Data in this exercise section start

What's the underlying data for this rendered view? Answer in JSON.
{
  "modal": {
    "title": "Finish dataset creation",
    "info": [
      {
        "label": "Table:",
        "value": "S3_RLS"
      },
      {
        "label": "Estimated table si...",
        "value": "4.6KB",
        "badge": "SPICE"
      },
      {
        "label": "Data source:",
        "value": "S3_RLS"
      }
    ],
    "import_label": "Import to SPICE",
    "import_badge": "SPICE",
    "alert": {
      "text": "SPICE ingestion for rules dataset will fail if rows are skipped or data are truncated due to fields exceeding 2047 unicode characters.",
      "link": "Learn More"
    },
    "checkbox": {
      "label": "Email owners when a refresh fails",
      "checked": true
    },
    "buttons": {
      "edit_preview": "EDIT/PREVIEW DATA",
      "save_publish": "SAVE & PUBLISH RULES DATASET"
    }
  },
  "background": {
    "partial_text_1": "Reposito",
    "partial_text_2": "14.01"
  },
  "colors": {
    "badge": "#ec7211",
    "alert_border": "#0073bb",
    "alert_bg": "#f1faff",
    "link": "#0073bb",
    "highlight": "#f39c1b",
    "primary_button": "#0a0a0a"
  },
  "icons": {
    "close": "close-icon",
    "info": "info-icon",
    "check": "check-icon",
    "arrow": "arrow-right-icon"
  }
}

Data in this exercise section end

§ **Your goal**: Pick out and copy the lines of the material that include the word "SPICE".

§ **Answer space**:
        "badge": "SPICE"
    "import_label": "Import to SPICE",
    "import_badge": "SPICE",
      "text": "SPICE ingestion for rules dataset will fail if rows are skipped or data are truncated due to fields exceeding 2047 unicode characters.",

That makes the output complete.